Altmetric tools allow researchers to collect and share the broad impact of their research. Below are some of the more popular tools:
Allows researchers to create an online profile that gathers usage data from the many online research-sharing platforms such as YouTube, Wikipedia, Vimeo, Slideshare, Scopus, PubMed, PLoS, Mendeley, Figshare, Dryad, Delicious, CiteULike, Twitter, blogs and Facebook. Profile data can be exported for further analysis, and users can receive alerts about new impacts.
Offers unique metrics such as WorldCat holdings and downloads and pageviews from some publishers, institutional repositories and EBSCO databases. The service is available via a subscription. There is a free demo version available.

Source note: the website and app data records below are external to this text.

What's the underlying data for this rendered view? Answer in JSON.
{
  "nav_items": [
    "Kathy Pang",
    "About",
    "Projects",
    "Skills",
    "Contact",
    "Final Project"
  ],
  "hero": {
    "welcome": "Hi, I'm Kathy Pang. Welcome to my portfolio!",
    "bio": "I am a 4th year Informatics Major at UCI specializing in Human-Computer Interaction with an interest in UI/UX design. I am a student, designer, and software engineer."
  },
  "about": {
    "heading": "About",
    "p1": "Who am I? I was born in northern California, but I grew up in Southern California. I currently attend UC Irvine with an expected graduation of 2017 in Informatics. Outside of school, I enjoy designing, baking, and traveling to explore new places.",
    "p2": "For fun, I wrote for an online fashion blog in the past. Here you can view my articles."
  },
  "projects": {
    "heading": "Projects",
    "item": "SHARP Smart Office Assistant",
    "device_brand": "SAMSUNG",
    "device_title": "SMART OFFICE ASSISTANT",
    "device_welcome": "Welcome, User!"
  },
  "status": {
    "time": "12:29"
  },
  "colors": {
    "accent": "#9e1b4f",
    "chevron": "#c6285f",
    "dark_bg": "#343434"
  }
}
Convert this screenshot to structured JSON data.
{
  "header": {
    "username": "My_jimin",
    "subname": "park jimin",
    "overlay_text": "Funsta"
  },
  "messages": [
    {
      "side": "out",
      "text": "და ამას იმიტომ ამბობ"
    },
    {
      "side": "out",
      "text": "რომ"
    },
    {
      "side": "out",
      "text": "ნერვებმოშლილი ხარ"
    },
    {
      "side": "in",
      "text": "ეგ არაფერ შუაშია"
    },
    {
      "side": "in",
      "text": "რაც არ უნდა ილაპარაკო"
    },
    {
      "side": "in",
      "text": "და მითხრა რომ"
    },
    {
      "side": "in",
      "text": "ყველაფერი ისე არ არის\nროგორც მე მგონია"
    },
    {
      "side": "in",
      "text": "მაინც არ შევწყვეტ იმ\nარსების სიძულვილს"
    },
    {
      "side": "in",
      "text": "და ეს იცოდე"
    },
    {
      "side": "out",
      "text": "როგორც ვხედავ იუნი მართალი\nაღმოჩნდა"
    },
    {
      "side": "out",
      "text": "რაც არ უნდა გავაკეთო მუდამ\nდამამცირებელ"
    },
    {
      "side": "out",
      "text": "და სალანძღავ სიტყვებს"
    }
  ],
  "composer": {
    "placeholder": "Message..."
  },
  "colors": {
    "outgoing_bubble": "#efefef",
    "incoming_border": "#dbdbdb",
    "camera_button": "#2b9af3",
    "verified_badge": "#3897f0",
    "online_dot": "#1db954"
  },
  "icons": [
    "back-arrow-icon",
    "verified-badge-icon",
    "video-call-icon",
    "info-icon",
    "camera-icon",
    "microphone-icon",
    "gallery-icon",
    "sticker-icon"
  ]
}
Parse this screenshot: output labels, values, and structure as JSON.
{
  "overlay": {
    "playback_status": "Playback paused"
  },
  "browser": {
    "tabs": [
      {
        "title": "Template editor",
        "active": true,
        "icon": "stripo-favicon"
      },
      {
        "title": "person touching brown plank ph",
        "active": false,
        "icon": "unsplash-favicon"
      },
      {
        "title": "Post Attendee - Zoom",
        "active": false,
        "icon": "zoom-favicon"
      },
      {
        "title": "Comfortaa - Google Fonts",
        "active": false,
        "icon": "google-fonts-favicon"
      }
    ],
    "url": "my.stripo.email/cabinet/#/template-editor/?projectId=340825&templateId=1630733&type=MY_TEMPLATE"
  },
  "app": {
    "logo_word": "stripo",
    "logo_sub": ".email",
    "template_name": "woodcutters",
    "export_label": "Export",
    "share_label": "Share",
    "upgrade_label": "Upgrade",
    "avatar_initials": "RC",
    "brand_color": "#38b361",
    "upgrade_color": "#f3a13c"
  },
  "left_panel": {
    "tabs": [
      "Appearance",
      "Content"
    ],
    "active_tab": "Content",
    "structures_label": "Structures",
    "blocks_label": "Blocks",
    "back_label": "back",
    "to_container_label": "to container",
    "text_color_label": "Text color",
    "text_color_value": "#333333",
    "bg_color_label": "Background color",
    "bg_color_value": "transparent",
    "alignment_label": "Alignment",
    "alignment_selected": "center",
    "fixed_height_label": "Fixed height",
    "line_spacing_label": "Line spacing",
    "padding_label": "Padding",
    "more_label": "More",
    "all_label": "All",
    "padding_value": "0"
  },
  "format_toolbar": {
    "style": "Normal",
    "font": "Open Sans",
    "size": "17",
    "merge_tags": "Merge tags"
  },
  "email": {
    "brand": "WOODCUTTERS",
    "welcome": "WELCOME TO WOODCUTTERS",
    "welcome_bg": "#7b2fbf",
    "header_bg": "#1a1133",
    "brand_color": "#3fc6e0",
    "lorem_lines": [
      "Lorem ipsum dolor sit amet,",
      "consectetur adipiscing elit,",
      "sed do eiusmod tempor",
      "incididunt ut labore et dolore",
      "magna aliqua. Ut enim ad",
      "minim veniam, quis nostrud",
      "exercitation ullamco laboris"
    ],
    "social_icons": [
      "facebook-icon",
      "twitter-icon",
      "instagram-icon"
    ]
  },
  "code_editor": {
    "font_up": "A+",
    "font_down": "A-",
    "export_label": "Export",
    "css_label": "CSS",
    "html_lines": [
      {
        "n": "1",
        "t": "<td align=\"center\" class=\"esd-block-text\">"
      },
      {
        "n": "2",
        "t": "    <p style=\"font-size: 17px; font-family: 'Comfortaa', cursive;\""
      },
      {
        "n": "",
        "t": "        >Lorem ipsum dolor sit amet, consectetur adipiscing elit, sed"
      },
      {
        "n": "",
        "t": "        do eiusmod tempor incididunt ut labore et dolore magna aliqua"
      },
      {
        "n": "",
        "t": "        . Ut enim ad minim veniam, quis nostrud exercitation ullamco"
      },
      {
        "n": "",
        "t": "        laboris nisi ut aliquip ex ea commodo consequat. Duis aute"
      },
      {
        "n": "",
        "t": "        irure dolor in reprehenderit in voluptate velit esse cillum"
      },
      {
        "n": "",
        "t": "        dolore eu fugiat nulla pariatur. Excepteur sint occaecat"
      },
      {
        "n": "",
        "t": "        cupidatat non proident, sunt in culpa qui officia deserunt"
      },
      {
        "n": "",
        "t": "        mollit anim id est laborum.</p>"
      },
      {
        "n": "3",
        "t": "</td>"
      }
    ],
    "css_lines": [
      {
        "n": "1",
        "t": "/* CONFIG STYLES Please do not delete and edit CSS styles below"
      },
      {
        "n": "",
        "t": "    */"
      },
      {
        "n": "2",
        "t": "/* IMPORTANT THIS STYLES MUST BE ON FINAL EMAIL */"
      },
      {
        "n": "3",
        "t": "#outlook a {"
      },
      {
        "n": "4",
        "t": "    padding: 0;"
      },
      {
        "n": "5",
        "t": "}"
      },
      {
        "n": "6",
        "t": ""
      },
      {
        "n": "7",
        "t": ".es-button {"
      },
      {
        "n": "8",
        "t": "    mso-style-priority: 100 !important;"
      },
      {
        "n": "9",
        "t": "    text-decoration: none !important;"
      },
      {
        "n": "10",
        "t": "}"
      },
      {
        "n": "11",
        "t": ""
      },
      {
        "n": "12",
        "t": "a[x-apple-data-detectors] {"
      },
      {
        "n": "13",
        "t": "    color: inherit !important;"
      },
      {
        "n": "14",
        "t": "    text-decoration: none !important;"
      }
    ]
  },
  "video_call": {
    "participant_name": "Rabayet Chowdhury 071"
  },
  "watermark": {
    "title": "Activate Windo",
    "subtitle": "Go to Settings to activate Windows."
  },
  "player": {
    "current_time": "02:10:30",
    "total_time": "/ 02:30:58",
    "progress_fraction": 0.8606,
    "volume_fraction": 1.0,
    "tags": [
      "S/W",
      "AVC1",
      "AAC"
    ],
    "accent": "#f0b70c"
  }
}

Offers a service called the Altmetric score, which is a single-number summary of the attention an article has received online. Sources tracked include social and traditional media, comments on publications from peer-review websites, reference managers like Mendeley as well as public policy documents
Advantages to Altmetics
A clearer understanding of impact, showing which scholarly work are read, discussed, saved and suggested, as well as cited.
- It offers more current data, viewing impact of it in days, instead of years.
- Keep track on the impact of online scholarly products like datasets, software, blog posts and videos.
- It shows the impacts on diverse audiences, from scholars to practitioners, clinicians, educators and the general public.
[Taken from: Altmetrics: What, Why and Where?]
Scholarly peer networks
A platform for academics to share research papers, has incorporated impact metrics, which includes profile views, document views and country based page traffic.
A citation manager, allows researchers to chart the views and downloads of their research through the portal.
A social networking site for researchers to share their papers, find collaborators, ask and answer questions and receive stats about downloads and citations of research
Social Science Research Network (SSRN)
Comprises of 20 specialised subject networks, has metrics that include citations, top papers, top authors and top institutions.
A open source semantic web application, allows a network of researchers to collaborate, within and between institutions, for scholarly discovery.
What is Article-Level Metrics?
Article-Level Metrics (ALMs) provides a more informed view of the performance and reach of an article. Its impact indicators capture how many times an article has been bookmarked, blogged about or cited in Wikipedia. It also captures favourites and news stories and measures the usage of social media like Twitter, Google plus and Facebook. These metrics provide the ability to navigate and discover the work of other researchers.
An example of ALMs used in journals published by the Public Library of Science:
Publishers and information providers using ALMs
The Altmetric score appears on the article detail page and gives details about the ALM data for that article via the Altmetric site. This score appears alongside the traditional metrics.
The Altmetric score appears in all articles published in BMJ Journals.
This publishing platform allows the use of ALMs for publishers using their platform.
Nature Publishing Group (NPG)
The NPG uses Altmetric tools to display data regarding an article’s reach. UWC Library subscribes to Nature from the NPG.
Public Library of Science (PLoS)
Upon publication, every article published by PLoS has the ALMs available.
This database has incorporated ALMs in its search results in collaboration with the company, Altmetric.
Altmetrics and Open Access
There is an association between altmetrics and open access, as data comes from open sources. Altmetrics can be embedded into institutional repositories or third-party systems. Open access research outputs are promoted via social web applications and has higher visibility and accessibility than those published within subscription-based journals. This may increase the level of engagement by the public.
Picture credit: art designer at PLoS [CC-BY-SA-3.0], via Wikimedia Commons